I come from a long line of flower lovers. My grandmothers were both gardeners—Nana, who lived in Fresno, had a beautiful lilac bush in her yard, and hibiscus growing on the side of the duplex she moved into after she sold the small house where my dad was raised.
Gaga, my mom’s mom, always had a vegetable and flower garden. We visited her once in Colorado where she lived with her sister, my great aunt Ruby, this was before she moved to California to live near us—the entire back yard was a garden. Huge fat shining red tomatoes, rows of squash and peppers, cosmos and sunflowers.
My mom’s a great gardener, too, she has an array of roses that she planted over twenty, thirty years ago—with names such as Whiskey Mack, Bourbon and Chantilly Lace. She has climbing roses and miniature roses, all in her yard in the house where I grew up in the Antelope Valley, about an hour and twenty minutes north of LA.
The Antelope Valley is where those beautiful fields of poppies grow. The other day, a friend of mine, knowing my connection to the place, sent me a satellite photo taken this spring. Patches of bright orange could be seen from space, spreading over acres and miles of open desert.
I order my mom flowers pretty often—I live three thousand miles away from her so it’s good to find ways to be present in her life. Whenever I call the florist I ask them what they have in that’s fresh. They’re used to me now but at first they were exasperated. “I don’t want a plain mixed bouquet,” I’d say, “I want to pick the flowers and have you wrap and deliver them.”
I guess most men ordering flowers don’t know the difference between a chrysanthemum and a gerber daisy, but I want to know if they’ve got French tulips and what color roses, what do they have that’s scented—tuberose, maybe, or lilies? Thank you, and oh, please no baby’s breath.
Tropical flowers don’t grow in the desert, so I didn’t know about ginger and bromeliad, fuchsia and orchids until I moved to LA I came to discover those wild, exotic flowers, especially in gardens out by the sea.
Moving to the northeast, I discovered the flowers that don’t grow in the dry heat, they need a real cold snap, and lots of water. The first time I saw a peony I was visiting Vermont for my cousin’s wedding. Heading into town we drove through a neighborhood, it had recently rained, and the lawns had these massive clumps of huge flowering bushes. “What are those?” I asked. “Peonies.” My cousin was using them in her bouquet so a day later I got to smell one for the first time and felt a little bit like after downing a glass of champagne.
Here in Woodstock, forsythia grows in nearly every yard. And every April for two weeks the violent, electric yellow blooms line the road, screaming about the arrival of spring. Daffodils come up in our yard from old bulbs planted by someone years ago, croci, too.
My first boyfriend got me my first bouquet of flowers, I was in my early 20s, and back living at my parent’s house after being in LA for a few years then having my life fall apart. I had lost my job, lost my apartment. There I was back in my hometown trying to negotiate a life that was stretched bigger than it was before I left, but now crimped in certain ways upon my return. A halfway in the closet life.

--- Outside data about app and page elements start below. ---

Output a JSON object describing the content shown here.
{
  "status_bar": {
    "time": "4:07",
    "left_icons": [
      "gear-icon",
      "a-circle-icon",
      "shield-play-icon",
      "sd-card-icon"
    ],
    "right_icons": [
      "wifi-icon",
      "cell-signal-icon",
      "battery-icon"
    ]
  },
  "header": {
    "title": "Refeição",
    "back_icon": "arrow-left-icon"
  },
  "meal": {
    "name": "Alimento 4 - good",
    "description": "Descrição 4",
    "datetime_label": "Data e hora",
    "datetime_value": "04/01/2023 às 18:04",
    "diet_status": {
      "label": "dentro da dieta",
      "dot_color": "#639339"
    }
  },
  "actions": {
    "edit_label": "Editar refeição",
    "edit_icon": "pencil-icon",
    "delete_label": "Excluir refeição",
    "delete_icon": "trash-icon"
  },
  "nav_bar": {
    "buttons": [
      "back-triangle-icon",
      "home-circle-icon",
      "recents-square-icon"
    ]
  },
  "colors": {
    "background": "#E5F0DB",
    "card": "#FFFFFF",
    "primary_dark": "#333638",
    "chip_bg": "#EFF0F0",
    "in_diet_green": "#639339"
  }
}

I got a house sitting gig over Christmas, so I could spend holiday time with my boyfriend. He’d visit and spend the night, sometime two--and for a few days, it felt like a life that might someday happen. It would take me years to have that life for real and fulltime, but I had a taste of it that Christmas season.
I would be celebrating Christmas Day with my family, so he and I decided to have our own early Christmas. I made dinner, got him a few presents, set the table and lit candles. He arrived with a huge bouquet of flowers—massive, they towered over the place settings once I placed them in a vase at the center of the table. The smell of them filled the room.
I haven’t thought about that time in years. How young I was, how naïve and hungry, for a life, for freedom, for things I didn’t even know about. What would you call that, the longing for something you don’t even know is out there? To grow and, yes, blossom into life.
There’s a lone iris growing in a bed out behind our house, we don’t get enough sun for them to do well, but the other day one of the small buds bloomed, reminding me of the sweetness of our days, the tenderness we all desire, the smell and touch of a beautiful life.